To me, his weathered countenance seemed beyond his 68 years, and his American accent was hard to place. There are reasons.  Jack Barsky was a KGB undercover spy in the United States.  But though his life was fake, he found something more real than he ever had behind the Iron Curtain.

A “60 Minutes” piece in 2015 and his recently released biography “Deep Undercover,” tell the riveting story. It seems unbelievable that he could become so successful and visible in his assumed American identity beginning in 1978.  Even more amazing, he escaped the tentacles of the KGB in 1988.  But the fall of the Berlin Wall and the collapse of the Soviet Union within the next few years did not change his past.  The FBI caught up with him in 1997.
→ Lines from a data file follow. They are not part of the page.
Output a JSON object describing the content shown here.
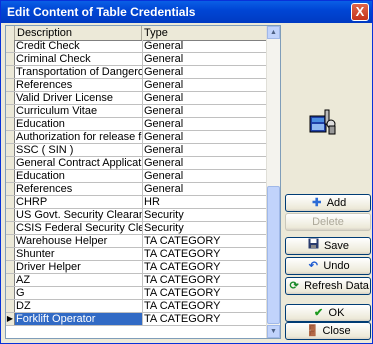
{
  "window": {
    "title": "Edit Content of Table Credentials",
    "close_label": "X"
  },
  "grid": {
    "headers": [
      "Description",
      "Type"
    ],
    "rows": [
      {
        "description": "Credit Check",
        "type": "General"
      },
      {
        "description": "Criminal Check",
        "type": "General"
      },
      {
        "description": "Transportation of Dangerous Goods",
        "type": "General"
      },
      {
        "description": "References",
        "type": "General"
      },
      {
        "description": "Valid Driver License",
        "type": "General"
      },
      {
        "description": "Curriculum Vitae",
        "type": "General"
      },
      {
        "description": "Education",
        "type": "General"
      },
      {
        "description": "Authorization for release form",
        "type": "General"
      },
      {
        "description": "SSC ( SIN )",
        "type": "General"
      },
      {
        "description": "General Contract Application",
        "type": "General"
      },
      {
        "description": "Education",
        "type": "General"
      },
      {
        "description": "References",
        "type": "General"
      },
      {
        "description": "CHRP",
        "type": "HR"
      },
      {
        "description": "US Govt. Security Clearance",
        "type": "Security"
      },
      {
        "description": "CSIS Federal Security Clearance",
        "type": "Security"
      },
      {
        "description": "Warehouse Helper",
        "type": "TA CATEGORY"
      },
      {
        "description": "Shunter",
        "type": "TA CATEGORY"
      },
      {
        "description": "Driver Helper",
        "type": "TA CATEGORY"
      },
      {
        "description": "AZ",
        "type": "TA CATEGORY"
      },
      {
        "description": "G",
        "type": "TA CATEGORY"
      },
      {
        "description": "DZ",
        "type": "TA CATEGORY"
      },
      {
        "description": "Forklift Operator",
        "type": "TA CATEGORY"
      }
    ],
    "selected_index": 21
  },
  "buttons": {
    "add": "Add",
    "delete": "Delete",
    "save": "Save",
    "undo": "Undo",
    "refresh": "Refresh Data",
    "ok": "OK",
    "close": "Close"
  },
  "icons": {
    "add": "add-icon",
    "save": "floppy-disk-icon",
    "undo": "undo-icon",
    "refresh": "refresh-icon",
    "ok": "checkmark-icon",
    "close": "exit-icon",
    "logo": "table-tools-icon"
  }
}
As a child Barsky rarely sensed love or even tenderness from his parents even though he tried to earn it through academics. He learned to stuff his emotions and internalize pain, qualities needed for a hard-nosed spy.  As a young man, he fathered children but could not love them.

Something changed in 1987. His American wife gave birth to a daughter, Chelsea.  The child’s unquestioning love astounded Barsky, and made him see the world with new eyes.  So, when the KGB warned him to return, he could not.  His unconditional love for his daughter remained, but his marriage ended.  Chelsea’s departure for college unleashed the pent up emotions of his life, and he fell into intense loneliness.

God spoke to him through that pain. His new assistant at work, Shawna, had an inner peace that attracted him.  She explained, “I get my strength from Jesus.”  She gave him a Bible to read, and followed up with discussions about it.  He accepted an invitation to accompany her to church.  The pastor pointed him to “The Case for Christ” by Lee Strobel.  He listened to the radio program “Let My People Think” by Ravi Zacharias.

Barsky was convinced by C. S. Lewis’s claim in “Mere Christianity” that Jesus is not just a great teacher, because what He taught means He is either a liar, lunatic, or Lord. What made sense in Barsky’s mind became real to his heart in a startling moment.  On a golf course, he was looking up at clouds “as a profound and otherworldly awareness began to grow in me.  He is!”  In embracing Jesus Christ, his faith is “the assurance of things hoped for, the conviction of things not seen” (Heb. 11:1).

As we chatted, Barsky said, “America has stopped thinking. It’s all about feeling now.  Young people need to be de-programmed and taught how to think critically.”  His quick smile and warm manner hint that he’s been de-programmed from lies and loneliness.   Love and faith can do that to a man.